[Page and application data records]
※ ※ ※

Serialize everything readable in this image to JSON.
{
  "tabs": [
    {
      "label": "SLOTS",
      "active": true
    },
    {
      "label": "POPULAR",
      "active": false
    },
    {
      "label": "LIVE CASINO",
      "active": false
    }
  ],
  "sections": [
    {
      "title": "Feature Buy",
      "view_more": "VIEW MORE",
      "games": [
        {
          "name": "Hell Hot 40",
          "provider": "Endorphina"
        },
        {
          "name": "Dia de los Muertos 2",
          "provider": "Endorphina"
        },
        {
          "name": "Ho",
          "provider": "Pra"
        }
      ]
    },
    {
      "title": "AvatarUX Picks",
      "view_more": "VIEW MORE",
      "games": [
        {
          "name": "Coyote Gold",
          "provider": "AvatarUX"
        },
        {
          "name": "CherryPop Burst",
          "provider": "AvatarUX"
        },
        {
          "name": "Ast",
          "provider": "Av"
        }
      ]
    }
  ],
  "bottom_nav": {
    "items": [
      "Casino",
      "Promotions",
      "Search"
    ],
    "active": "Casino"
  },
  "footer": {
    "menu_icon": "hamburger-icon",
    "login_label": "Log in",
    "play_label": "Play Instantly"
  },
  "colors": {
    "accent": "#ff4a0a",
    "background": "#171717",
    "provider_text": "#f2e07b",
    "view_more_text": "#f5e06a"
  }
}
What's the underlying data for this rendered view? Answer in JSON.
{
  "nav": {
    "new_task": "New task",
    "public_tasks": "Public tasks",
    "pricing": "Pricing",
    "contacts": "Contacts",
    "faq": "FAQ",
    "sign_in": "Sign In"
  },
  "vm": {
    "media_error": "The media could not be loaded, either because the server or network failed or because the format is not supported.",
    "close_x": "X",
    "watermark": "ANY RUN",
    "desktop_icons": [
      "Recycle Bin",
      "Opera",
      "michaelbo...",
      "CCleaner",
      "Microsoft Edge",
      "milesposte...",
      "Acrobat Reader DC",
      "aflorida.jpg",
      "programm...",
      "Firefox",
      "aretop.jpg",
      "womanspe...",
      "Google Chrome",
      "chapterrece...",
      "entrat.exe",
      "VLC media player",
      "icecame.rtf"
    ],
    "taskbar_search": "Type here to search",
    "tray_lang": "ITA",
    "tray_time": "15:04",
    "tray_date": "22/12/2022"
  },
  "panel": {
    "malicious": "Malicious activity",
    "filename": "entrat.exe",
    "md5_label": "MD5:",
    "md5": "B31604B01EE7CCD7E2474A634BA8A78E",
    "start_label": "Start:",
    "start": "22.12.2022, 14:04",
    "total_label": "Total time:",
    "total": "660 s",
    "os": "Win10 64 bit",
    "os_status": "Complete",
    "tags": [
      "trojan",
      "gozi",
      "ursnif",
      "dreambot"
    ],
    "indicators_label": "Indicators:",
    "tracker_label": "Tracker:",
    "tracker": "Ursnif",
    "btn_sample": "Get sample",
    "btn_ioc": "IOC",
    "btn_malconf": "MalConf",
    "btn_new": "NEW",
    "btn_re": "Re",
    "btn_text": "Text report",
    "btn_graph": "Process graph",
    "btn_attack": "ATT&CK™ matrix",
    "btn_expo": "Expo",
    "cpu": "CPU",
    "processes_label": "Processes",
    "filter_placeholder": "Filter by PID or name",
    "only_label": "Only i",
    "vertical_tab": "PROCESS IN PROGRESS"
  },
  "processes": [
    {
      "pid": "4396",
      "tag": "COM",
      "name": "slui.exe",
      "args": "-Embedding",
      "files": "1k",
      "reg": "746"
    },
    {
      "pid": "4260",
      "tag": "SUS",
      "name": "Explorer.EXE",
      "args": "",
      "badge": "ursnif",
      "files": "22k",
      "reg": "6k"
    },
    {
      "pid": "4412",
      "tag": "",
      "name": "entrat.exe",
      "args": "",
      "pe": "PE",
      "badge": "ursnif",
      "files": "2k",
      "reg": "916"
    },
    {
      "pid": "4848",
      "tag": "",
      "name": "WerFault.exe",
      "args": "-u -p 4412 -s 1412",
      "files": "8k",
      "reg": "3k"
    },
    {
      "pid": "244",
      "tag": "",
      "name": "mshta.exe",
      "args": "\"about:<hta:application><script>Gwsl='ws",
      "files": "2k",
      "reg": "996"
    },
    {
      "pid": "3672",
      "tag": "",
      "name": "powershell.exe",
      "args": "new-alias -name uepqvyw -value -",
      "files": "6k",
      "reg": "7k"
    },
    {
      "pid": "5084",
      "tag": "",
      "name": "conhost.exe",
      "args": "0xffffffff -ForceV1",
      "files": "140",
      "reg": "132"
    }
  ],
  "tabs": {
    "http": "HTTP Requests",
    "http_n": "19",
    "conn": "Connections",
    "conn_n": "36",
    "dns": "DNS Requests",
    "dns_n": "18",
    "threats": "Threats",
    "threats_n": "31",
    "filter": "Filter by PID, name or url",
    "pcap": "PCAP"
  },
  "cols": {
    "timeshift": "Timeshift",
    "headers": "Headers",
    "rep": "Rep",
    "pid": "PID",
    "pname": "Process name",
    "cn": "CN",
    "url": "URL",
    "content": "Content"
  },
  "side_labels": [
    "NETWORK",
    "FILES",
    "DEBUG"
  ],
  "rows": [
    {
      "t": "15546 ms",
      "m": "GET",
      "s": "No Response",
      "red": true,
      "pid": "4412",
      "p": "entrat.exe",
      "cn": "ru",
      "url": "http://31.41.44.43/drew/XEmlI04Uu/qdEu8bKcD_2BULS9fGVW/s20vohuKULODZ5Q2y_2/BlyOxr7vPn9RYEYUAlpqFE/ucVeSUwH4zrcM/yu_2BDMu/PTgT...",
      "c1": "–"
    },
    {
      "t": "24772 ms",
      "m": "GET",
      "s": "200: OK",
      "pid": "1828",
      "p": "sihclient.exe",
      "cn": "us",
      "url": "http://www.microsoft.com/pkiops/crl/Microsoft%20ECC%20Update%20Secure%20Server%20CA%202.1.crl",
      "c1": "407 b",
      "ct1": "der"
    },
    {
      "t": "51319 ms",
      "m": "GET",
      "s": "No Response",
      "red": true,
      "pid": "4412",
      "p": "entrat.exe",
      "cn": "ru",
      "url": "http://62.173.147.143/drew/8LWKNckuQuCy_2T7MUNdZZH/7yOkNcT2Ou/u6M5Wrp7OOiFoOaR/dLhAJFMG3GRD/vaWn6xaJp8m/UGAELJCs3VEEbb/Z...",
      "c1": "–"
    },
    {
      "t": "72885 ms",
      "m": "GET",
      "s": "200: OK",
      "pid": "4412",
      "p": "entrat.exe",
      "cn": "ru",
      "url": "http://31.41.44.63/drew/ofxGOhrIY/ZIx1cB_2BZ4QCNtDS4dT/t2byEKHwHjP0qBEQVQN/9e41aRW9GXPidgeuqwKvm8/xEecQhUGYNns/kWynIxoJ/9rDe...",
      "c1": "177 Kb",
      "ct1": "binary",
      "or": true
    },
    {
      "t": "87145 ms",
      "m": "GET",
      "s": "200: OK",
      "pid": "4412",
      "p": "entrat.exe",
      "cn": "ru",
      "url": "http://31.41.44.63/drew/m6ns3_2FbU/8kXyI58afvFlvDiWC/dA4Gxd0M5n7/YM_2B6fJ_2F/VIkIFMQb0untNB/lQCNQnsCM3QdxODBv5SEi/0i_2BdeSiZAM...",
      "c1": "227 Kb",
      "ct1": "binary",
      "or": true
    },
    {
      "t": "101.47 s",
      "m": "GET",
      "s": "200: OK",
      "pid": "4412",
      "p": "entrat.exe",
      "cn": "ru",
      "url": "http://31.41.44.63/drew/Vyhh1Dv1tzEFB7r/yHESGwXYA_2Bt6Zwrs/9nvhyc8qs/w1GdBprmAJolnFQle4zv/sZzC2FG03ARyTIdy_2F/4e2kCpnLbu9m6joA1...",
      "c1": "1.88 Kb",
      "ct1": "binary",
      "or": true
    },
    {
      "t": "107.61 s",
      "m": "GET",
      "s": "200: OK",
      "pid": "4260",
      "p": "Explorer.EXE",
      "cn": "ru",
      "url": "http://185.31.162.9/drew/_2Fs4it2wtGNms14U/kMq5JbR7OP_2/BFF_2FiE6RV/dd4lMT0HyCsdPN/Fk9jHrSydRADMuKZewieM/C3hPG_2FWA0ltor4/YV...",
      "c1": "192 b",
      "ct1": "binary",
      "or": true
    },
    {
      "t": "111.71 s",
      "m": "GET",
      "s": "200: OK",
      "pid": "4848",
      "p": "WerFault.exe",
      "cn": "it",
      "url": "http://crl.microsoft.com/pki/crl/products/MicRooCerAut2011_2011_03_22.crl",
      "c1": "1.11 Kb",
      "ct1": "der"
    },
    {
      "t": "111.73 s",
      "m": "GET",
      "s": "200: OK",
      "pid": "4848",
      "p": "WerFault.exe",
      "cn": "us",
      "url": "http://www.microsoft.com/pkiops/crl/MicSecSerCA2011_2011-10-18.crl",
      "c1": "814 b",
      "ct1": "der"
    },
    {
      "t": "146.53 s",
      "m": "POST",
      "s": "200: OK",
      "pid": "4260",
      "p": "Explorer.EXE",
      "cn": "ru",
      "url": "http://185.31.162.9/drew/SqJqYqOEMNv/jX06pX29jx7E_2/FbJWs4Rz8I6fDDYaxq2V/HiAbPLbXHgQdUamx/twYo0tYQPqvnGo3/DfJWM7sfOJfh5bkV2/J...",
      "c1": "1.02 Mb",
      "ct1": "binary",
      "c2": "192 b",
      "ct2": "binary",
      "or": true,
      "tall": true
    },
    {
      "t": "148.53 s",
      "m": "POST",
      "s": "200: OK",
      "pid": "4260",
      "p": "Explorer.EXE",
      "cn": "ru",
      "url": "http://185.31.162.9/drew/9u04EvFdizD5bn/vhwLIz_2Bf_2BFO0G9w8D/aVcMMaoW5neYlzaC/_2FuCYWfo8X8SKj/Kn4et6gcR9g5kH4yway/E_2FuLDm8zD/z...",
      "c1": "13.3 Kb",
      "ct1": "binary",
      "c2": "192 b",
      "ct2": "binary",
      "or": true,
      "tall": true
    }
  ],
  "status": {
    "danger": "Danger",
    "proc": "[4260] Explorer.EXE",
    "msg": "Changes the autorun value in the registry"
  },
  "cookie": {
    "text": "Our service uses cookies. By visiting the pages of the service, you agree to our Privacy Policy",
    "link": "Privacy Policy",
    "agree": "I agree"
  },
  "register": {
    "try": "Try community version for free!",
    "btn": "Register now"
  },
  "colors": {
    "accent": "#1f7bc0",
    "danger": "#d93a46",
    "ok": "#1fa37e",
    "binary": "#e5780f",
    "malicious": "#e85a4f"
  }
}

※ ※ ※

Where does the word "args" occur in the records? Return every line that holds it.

_Result of this task_
      "args": "-Embedding",
      "args": "",
      "args": "",
      "args": "-u -p 4412 -s 1412",
      "args": "\"about:<hta:application><script>Gwsl='ws",
      "args": "new-alias -name uepqvyw -value -",
      "args": "0xffffffff -ForceV1",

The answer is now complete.